Iranian leader defends 9/11 statement, says UN should investigate
The Iranian president on Friday defended his remarks at the U.N. in which he claimed most people in the world believe the United States was behind the Sept. 11, 2001 terror attacks.
He also challenged the United Nations to set up a commission to study the attacks.
“I did not pass judgment, but don’t you feel that the time has come to have a fact finding committee,” Mahmoud Ahmadinejad asked during a news conference in a New York hotel.
He also lashed out at the U.S. wars in Iraq and Afghanistan as an overreaction to the attacks. The Americans should “not occupy the entire Middle East…bomb wedding parties…annihilate an entire village just because one terrorist is hiding there.”
Ahmadinejad’s remarks during a speech to the U.N. General Assembly Thursday afternoon prompted a walkout by the U.S. diplomats. Delegations from all 27 European Union nations followed the Americans out along with representatives from Australia, New Zealand, Canada and Costa Rica, an EU diplomat said.
President Barack Obama responded to Ahmadinejad in a BBC Persian service interview Friday saying: “Well, it was offensive. It was hateful.”
“And particularly for him to make the statement here in Manhattan, just a little north of Ground Zero, where families lost their loved ones, people of all faiths, all ethnicities who see this as the seminal tragedy of this generation, for him to make a statement like that was inexcusable,” Obama said.

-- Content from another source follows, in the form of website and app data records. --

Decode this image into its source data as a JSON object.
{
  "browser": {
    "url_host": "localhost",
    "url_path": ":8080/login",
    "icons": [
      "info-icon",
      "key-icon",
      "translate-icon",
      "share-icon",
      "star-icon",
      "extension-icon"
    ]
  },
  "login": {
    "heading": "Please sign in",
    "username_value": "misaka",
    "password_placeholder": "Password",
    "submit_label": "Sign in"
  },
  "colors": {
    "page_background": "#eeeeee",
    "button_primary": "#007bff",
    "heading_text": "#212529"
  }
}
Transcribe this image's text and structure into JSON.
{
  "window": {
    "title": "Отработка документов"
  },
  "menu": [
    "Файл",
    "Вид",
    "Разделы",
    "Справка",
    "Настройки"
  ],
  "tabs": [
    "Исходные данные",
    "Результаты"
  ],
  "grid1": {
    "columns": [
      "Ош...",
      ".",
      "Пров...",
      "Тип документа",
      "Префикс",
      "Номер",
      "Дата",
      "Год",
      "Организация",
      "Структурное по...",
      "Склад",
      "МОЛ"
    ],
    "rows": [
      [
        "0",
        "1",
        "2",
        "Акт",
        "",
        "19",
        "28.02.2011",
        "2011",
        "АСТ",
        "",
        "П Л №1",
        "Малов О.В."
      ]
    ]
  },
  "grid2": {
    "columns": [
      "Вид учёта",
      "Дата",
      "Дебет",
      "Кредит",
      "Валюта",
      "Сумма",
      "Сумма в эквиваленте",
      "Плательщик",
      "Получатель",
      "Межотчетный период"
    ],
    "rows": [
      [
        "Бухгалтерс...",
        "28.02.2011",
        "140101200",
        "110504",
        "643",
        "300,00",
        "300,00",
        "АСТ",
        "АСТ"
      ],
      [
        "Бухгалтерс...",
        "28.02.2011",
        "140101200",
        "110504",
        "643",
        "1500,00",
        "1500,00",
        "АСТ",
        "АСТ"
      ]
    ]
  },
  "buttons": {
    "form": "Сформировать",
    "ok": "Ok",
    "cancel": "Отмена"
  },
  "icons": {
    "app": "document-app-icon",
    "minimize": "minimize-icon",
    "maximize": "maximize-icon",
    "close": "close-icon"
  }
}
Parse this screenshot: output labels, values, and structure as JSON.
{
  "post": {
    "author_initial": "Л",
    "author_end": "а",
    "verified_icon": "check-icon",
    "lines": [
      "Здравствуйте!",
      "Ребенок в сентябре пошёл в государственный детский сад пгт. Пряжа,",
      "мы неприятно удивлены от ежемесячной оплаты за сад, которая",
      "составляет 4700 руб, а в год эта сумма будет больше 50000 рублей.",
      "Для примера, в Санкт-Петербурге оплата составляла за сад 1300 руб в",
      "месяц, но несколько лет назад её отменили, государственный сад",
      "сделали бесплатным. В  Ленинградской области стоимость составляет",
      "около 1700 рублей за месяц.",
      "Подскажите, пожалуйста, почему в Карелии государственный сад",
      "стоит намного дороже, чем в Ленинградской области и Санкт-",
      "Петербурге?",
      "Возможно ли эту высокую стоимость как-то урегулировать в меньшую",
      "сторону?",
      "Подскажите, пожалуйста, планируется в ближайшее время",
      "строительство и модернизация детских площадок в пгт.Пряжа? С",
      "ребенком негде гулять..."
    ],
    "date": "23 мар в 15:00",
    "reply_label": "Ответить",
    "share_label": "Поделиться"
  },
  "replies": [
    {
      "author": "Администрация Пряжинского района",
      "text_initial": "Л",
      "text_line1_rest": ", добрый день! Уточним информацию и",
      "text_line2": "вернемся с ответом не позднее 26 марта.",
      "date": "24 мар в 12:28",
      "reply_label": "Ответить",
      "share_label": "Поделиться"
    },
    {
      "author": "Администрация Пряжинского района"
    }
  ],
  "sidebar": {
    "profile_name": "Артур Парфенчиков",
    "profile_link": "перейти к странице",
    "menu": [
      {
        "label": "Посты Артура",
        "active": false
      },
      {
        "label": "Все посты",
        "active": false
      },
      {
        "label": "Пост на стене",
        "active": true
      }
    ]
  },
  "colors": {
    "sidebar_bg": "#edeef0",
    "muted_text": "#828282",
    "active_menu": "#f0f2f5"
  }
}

Ahmadinejad routinely makes incendiary remarks, which the West claims are a diversion from heavy international pressure on Tehran to end uranium enrichment and prove that it is not trying to build a nuclear weapon. Iran insists it is enriching uranium only to fuel nuclear reactors only to generate electricity.
Iran is under four sets of U.N. Security Council sanctions as punishment for its failure to make its nuclear ambitions transparent.
The Iranian leader said during the news conference that he thought it would be able reopen contact next month to set a framework for negotiations with the five permanent members of the Security Council — the U.S., Britain, France, Russia and China as well as Germany.
The grouping is known as the P5 + One.